Bottom Line: Bone resorption occurred mainly during the first year, and subsequently decreased to a rate close to what is seen in normal ageing.The greatest total decrease occurred in Gruen zones 1 and 7, similar in the groups at 5 years.Thus, at this point, Bonemaster appears to be safe.

View Article: PubMed Central - PubMed

Affiliation: a Department of Orthopedic Surgery , Oslo University Hospital Ullevål , Oslo , Norway .

ABSTRACT

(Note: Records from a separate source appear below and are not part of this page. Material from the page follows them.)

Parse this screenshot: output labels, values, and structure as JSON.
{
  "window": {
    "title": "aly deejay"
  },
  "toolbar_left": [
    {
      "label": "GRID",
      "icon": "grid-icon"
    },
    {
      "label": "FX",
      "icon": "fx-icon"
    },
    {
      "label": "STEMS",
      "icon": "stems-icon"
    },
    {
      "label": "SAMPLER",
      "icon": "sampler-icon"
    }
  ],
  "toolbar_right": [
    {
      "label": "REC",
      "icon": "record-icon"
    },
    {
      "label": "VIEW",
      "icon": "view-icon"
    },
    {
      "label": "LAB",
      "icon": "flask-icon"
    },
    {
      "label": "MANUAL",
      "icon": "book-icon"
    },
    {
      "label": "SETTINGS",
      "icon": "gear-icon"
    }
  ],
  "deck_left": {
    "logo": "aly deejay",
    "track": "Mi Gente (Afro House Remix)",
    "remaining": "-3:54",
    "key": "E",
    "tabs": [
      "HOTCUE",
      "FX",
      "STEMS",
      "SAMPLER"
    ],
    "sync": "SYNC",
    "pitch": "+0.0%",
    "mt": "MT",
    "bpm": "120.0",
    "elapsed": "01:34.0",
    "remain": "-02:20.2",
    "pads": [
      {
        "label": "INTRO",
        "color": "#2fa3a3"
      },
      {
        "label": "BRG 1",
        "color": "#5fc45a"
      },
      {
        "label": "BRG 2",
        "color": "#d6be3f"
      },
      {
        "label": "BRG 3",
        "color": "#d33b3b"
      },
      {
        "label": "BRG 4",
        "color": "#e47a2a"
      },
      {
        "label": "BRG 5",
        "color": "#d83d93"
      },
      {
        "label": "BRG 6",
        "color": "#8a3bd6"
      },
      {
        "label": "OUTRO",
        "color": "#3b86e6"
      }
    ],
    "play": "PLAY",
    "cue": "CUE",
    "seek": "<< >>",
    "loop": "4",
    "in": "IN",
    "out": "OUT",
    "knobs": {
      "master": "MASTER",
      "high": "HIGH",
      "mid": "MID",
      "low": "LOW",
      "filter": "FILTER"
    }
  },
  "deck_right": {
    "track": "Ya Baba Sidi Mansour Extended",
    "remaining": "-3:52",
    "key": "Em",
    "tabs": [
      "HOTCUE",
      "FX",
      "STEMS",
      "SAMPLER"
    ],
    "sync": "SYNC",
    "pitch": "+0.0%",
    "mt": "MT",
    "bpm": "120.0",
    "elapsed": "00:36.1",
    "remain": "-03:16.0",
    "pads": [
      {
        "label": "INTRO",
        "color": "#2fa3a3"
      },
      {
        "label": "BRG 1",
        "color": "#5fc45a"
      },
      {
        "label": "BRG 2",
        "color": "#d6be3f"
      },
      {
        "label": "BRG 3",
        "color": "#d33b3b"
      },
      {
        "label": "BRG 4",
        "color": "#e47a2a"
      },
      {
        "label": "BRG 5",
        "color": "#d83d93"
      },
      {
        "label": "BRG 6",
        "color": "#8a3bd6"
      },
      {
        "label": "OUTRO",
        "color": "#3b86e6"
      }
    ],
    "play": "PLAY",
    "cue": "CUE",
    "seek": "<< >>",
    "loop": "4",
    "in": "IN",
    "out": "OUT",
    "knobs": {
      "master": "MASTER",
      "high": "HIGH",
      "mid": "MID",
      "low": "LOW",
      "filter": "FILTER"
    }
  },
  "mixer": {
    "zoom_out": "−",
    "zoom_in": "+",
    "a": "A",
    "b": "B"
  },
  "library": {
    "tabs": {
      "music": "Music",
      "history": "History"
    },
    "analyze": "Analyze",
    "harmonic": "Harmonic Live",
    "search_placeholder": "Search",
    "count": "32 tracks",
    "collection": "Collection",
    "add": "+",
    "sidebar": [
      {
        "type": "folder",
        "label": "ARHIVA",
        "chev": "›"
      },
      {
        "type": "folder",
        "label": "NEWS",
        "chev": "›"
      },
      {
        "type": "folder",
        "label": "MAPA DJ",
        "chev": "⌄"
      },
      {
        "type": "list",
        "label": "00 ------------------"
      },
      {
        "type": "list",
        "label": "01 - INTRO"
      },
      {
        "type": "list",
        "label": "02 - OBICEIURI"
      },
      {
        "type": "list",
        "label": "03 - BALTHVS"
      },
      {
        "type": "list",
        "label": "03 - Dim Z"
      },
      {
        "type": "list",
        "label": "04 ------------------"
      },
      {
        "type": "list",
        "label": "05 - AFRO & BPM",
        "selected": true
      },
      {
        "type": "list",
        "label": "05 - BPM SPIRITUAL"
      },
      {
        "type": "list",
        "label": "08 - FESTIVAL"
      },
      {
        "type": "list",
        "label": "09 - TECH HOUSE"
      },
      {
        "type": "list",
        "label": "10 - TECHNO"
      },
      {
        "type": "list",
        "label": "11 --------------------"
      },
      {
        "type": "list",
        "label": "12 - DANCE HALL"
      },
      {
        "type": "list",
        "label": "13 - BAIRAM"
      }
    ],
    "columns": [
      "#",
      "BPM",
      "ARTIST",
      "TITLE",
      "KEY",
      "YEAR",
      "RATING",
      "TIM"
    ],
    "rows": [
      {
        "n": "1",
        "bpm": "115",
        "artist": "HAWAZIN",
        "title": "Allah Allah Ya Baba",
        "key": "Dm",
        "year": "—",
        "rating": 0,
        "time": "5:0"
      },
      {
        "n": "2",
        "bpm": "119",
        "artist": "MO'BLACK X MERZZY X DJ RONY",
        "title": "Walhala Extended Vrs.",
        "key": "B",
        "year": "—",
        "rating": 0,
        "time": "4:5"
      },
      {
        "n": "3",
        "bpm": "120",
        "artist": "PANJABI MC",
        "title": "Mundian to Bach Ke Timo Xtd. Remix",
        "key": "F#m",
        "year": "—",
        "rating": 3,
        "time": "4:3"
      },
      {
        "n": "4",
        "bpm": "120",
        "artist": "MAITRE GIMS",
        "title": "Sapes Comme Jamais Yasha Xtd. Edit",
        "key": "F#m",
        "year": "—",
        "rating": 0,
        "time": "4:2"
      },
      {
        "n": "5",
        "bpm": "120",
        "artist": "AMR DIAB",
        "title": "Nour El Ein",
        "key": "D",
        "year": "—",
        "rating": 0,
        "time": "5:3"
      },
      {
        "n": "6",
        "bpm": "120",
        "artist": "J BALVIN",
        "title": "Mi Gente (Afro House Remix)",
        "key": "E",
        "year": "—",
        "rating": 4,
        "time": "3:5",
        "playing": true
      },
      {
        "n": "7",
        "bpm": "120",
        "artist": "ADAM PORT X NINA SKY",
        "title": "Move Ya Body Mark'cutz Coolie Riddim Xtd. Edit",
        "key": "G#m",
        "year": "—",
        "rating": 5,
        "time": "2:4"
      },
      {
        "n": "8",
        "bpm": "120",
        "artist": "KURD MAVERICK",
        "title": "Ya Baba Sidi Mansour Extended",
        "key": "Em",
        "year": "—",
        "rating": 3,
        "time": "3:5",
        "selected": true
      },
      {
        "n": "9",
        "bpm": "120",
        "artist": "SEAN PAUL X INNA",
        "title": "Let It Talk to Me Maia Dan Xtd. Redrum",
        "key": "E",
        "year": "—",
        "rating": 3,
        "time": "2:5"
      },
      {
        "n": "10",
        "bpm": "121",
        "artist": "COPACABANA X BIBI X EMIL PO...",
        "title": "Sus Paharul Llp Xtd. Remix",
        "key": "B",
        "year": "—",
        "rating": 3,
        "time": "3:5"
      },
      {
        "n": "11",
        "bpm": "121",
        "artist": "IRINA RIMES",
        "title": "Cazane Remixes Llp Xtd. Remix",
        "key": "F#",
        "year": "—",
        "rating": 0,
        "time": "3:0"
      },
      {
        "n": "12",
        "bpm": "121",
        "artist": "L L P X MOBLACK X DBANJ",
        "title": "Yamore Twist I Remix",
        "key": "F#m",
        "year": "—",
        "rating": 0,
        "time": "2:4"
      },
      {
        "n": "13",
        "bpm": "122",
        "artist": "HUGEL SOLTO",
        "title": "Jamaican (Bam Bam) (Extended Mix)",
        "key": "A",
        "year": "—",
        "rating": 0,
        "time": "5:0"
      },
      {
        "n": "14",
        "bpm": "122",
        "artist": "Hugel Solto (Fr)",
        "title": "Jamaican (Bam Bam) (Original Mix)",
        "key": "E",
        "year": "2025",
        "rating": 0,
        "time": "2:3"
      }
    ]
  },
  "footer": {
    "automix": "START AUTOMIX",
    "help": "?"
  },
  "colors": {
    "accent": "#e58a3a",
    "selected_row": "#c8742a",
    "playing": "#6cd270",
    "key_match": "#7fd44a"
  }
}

Background and purpose: Hydroxyapatite has been used for a long time as an adjunct to enhance cementless fixation. The benefit of this is still debated, but new methods of hydroxyapatite deposition have emerged, offering possible gains. In order to investigate this further, we compared the migration pattern and periprosthetic bone remodeling in a cementless femoral stem with either electrochemically deposited hydroxyapatite-called Bonemaster (BM)-or a conventional plasma-sprayed hydroxyapatite (HA) coating.

Patients and methods: 55 hips were randomized to either BM or HA cementless femoral stems. Patients were followed with radiostereometry (RSA), dual-energy X-ray absorptiometry (DXA), radiographic measurements, and hip questionnaires for 5 years.

Results: For both stems, migration occurred mainly as subsidence and retroversion during the first 3 months. The BM group had a higher retroversion rate of 0.17° per month during this period, as compared to 0.06° per month for the HA group (p = 0.006). Thereafter, there was almost no movement in any direction for both stem types. Bone resorption occurred mainly during the first year, and subsequently decreased to a rate close to what is seen in normal ageing. The greatest total decrease occurred in Gruen zones 1 and 7, similar in the groups at 5 years. There was a slightly higher resorption rate in Gruen zone 7 from 2 to 5 years in the BM group (1.3% per year; p = 0.04), but in a magnitude that would scarcely affect stem stability or survival.

Interpretation: There were no clinically relevant differences between the 2 stems regarding stability or periprosthetic bone loss at 5 years. Electrochemically deposited HA does not appear to affect fixation or bone remodeling when compared to conventional plasma spraying at 5 years. Thus, at this point, Bonemaster appears to be safe.

Show MeSH
Related in: MedlinePlus